Making the American people and their digital simulacra a line item in the defense budget was one of your most inspired ideas—which we sold to the public as a “peace dividend” at the official end of the War on Terror. From there, it was a fairly simple matter to build on work by Pentland, West Point’s Network Science Center, and many others to build the underpinnings of METIS.

The final piece was the simsuit. DARPA had been toying with exoskeletons for decades, and the first gaming suits hit the market in the late 20-teens But just as the U.S. Navy researched heads-up displays to lessen the mental burden on pilots during combat, our challenge was to somehow increase your cognitive bandwidth before METIS resorted to using PowerPoint slide decks.

One solution was haptic, using WearWorks’ touch lexicon to communicate feedback from METIS But the real breakthrough was the biolink—the science of which I don’t truly understand beyond what the techs call the “Dobelle Effect.” When you put on the helmet, you don’t actually “see” anything—it sends signals straight to your brain to trigger phospenes at levels that never appear in nature. That’s how METIS gives you a God’s-eye view.

So that’s where we are. METIS is the logical response to a world in which wars are now fought with drone swarms directed by repurposed high-frequency trading algorithms—replacing NSC meetings with fast-twitch gaming. Speaking of which, Steam and Twitch have agreed to host the next round of simcasts on 21 September.

Break a leg, Madame President. I hear Arkin was a decent motocross racer back in his day. But he’s never driven anything like this.

 

Posted by Greg Lindsay  |  Categories:  |  Comments


About Greg Lindsay

» Folllow me on Twitter.
» Email me.
» See upcoming events.

image
Greg Lindsay is a journalist, urbanist, futurist, and speaker. He is the incoming director of applied research at NewCities and director of strategy at its offshoot LA CoMotion — an annual urban mobility festival in the Arts District of Los Angeles. He is also a partner at FutureMap, a geo-strategic advisory firm based in Singapore, a non-resident senior fellow of The Atlantic Council’s Foresight, Strategy, and Risks Initiative, and co-author of Aerotropolis: The Way We’ll Live Next.

» More about Greg Lindsay

Blog

July 08, 2019

Moscow Urban Forum 2019, or: What I did on my urbanist summer vacation

July 01, 2019

reSITE 2019: Meet a New Generation of Urban Activists Reshaping Our Cities

July 01, 2019

CoMotion Podcasts: Henrik Haenecke & Don Burnette

June 25, 2019

Designing our Future: Transforming Urban Mobility

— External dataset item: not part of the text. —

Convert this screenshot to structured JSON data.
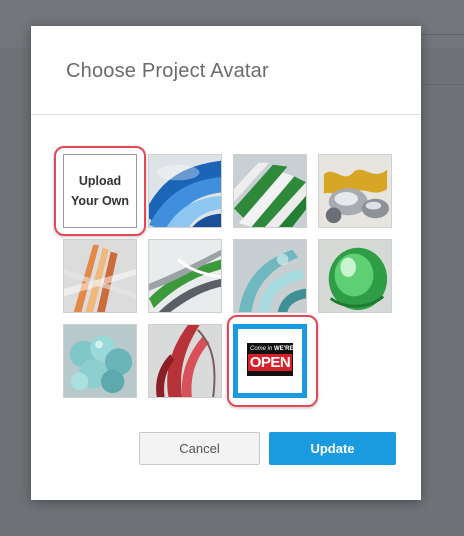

» More blog posts

Articles by Greg Lindsay

CityLab  |  December 10, 2018

The State of Play: Connected Mobility in San Francisco, Boston, and Detroit

Harvard Business Review  |  September 24, 2018

Why Companies Are Creating Their Own Coworking Spaces

CityLab  |  July 2018

The State of Play: Connected Mobility + U.S. Cities

Medium  |  May 1, 2017

The Engine Room

Fast Company  |  January 19, 2017

The Collaboration Software That’s Rejuvenating The Young Global Leaders Of Davos

The Guardian  |  January 13, 2017

What If Uber Kills Public Transport Instead of Cars

Backchannel  |  January 4, 2017

The Office of the Future Is…an Office

New Cities Foundation  |  October 2016

Now Arriving: A Connected Mobility Roadmap for Public Transport

Inc.  |  October 2016

Why Every Business Should Start in a Co-Working Space

Popular Mechanics  |  May 11, 2016

Can the World’s Worst Traffic Problem Be Solved?

The New Republic  |  January/February 2016

Hacking The City

Fast Company  |  September 22, 2015

We Spent Two Weeks Wearing Employee Trackers: Here’s What We Learned

Fast Company  |  September 21, 2015

HR Meets Data: How Your Boss Will Monitor You To Create The Quantified Workplace

Inc.  |  March 2015

Which Contacts Should You Keep in Touch With? Let This Software Tell You

Inc.  |  March 2015

5 Global Cities of the Future

Global Solution Networks  |  December 2014

Cities on the Move

Medium  |  November 2014

Engineering Serendipity

New York University  |  October 2014

Sin City vs. SimCity

Harvard Business Review  |  October 2014

Workspaces That Move People

Inc.  |  April 2014

The Network Effect

» See all articles